By -

Nationwide house price rises

Property prices inched lower last month as demand faltered ahead of the planned end to the stamp duty holiday on March 31st.

Prices fell 0.2% in March compared to the previous month where they climbed by 0.7%, according to the Nationwide House Price Index. On an annual basis house price growth slowed to 5.7%, down from 6.9% in February. The average price of a property in the UK is now £232,134.

The temporary removal of stamp duty tax on properties below £500,000 launched last July to support a housing market battered by the pandemic, had sent the number of transactions and prices soaring.

It was set to finish on March 31st before Chancellor Rishi Sunak extended the deadline in the Budget to the end of June.

“Given that the wider economy and the labour market has performed better than expected in recent months, the slowdown in March probably reflects a softening of demand ahead of the original end of the stamp duty holiday before the Chancellor announced the extension,” said Robert Gardner, Nationwide’s Chief Economist.

He warned that the longer-term outlook remained highly uncertain and that if the labour market weakens towards the end of the year as policy support is withdrawn, then housing activity is likely to slow, ‘perhaps sharply’.

Guy Harrington, chief executive of residential lender Glenhawk agreed that the figures show cause for concern. “Finally, a dose of reality. It is becoming evident that pent up demand and government stimulus had fuelled house price growth to unsustainable levels,” he said. “However, with an overheated market still set to be a reality until autumn, the correction when it eventually comes is likely to be sharper and more painful because of wider economic deterioration.”

Despite these worries Gardner added that the stamp duty change, furlough scheme extension and a new mortgage guarantee scheme, should keep the sector ‘buoyant’ over the next 6 months.

Anna Clare Harper, chief executive of asset manager SPI Capital, also sees strong fundamentals. ”Reduced stamp duty has not been the only driver of house price growth over the last year. We also have cheap debt as a result of very low interest rates, the release of pent-up supply and demand and desire to improve surroundings amongst existing homeowners,” she said. “These trends are likely to hold up throughout 2021.”

Mark Harris, chief executive of mortgage broker SPF Private Clients, also remains bullish: ’Mortgage rates remain at rock bottom and lenders keen to lend.
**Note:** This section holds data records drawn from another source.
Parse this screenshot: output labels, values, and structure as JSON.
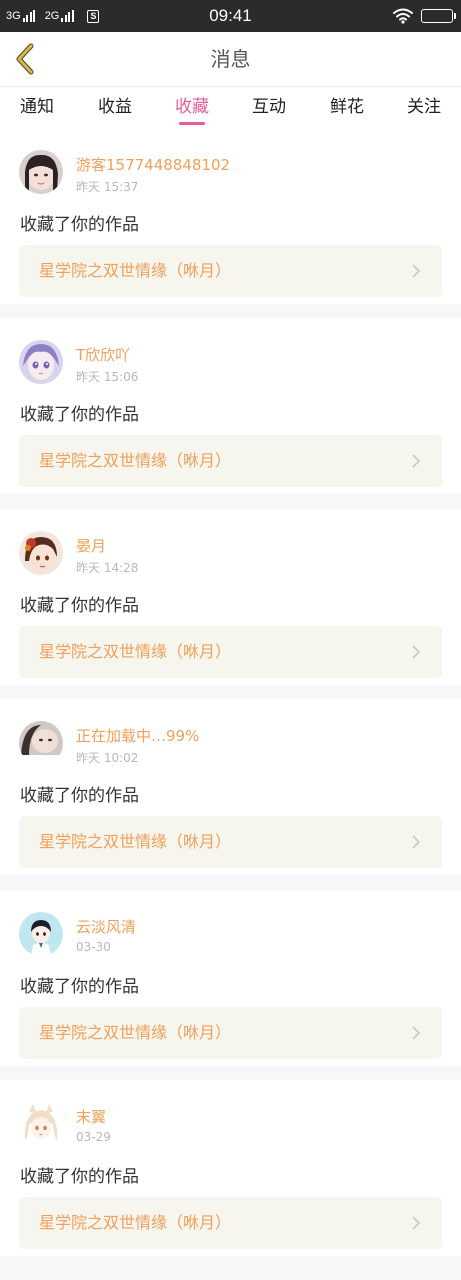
{
  "status_bar": {
    "network_1": "3G",
    "network_2": "2G",
    "sim_badge": "S",
    "time": "09:41",
    "icons": [
      "signal-icon",
      "wifi-icon",
      "battery-icon"
    ]
  },
  "header": {
    "title": "消息",
    "back_icon": "chevron-left-icon"
  },
  "tabs": [
    {
      "label": "通知"
    },
    {
      "label": "收益"
    },
    {
      "label": "收藏",
      "active": true
    },
    {
      "label": "互动"
    },
    {
      "label": "鲜花"
    },
    {
      "label": "关注"
    }
  ],
  "notifications": [
    {
      "user": "游客1577448848102",
      "time": "昨天 15:37",
      "action": "收藏了你的作品",
      "work": "星学院之双世情缘（咻月）"
    },
    {
      "user": "T欣欣吖",
      "time": "昨天 15:06",
      "action": "收藏了你的作品",
      "work": "星学院之双世情缘（咻月）"
    },
    {
      "user": "晏月",
      "time": "昨天 14:28",
      "action": "收藏了你的作品",
      "work": "星学院之双世情缘（咻月）"
    },
    {
      "user": "正在加载中…99%",
      "time": "昨天 10:02",
      "action": "收藏了你的作品",
      "work": "星学院之双世情缘（咻月）"
    },
    {
      "user": "云淡风清",
      "time": "03-30",
      "action": "收藏了你的作品",
      "work": "星学院之双世情缘（咻月）"
    },
    {
      "user": "末翼",
      "time": "03-29",
      "action": "收藏了你的作品",
      "work": "星学院之双世情缘（咻月）"
    }
  ],
  "colors": {
    "accent_pink": "#e8609a",
    "name_orange": "#f0a05a",
    "work_bg": "#f6f5ee",
    "back_icon": "#c9a227"
  }
}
With first-time buyers, those with small deposits and buyers from overseas returning to the market, improving economic indicators and lending policy broadening – the outlook for the housing market is positive for the rest of 2021.’

This optimism is being best displayed in Northern Ireland, which according to the Index, saw the highest annual growth in house prices in the first quarter of the year with a 7.4% increase. Scotland recorded a 7.2% hike and Wales was up 6.9%.

England saw a 6.4% rise, but this was down from the fourth quarter climb of 6.9%.

The North West was the strongest region with prices up 8.2% year-on-year marking its best performance since 2005. London was the weakest with annual price growth softening to 4.8% from 6.2% in the fourth quarter last year.

Jeremy Leaf, north London estate agent and a former RICS residential chairman, expects London demand to recover. ‘Looking forward, we don’t expect too much change on the ground other than another rapid dash to take advantage of lower stamp duty for the higher-priced properties, particularly in places like London, before the end of June,” he said.

Tomer Aboody, director of property lender MT Finance, also sees the regional bounce continuing at least in the short-term.

‘The shift in buyers’ demands for more space meant London saw the slowest growth. Gardens, communities and easy commutes are increasing demand for the outer regions,” Aboody said. “While money is cheap and jobs are still being saved via the furlough scheme, we have yet to feel the full effect of the pandemic but as, and when, artificial stimulus in the economy come to an end, we can only assume that the job market and economy will suffer. This in turn will impact the housing market. In the meantime, buyers are making hay while the sun shines in spring.’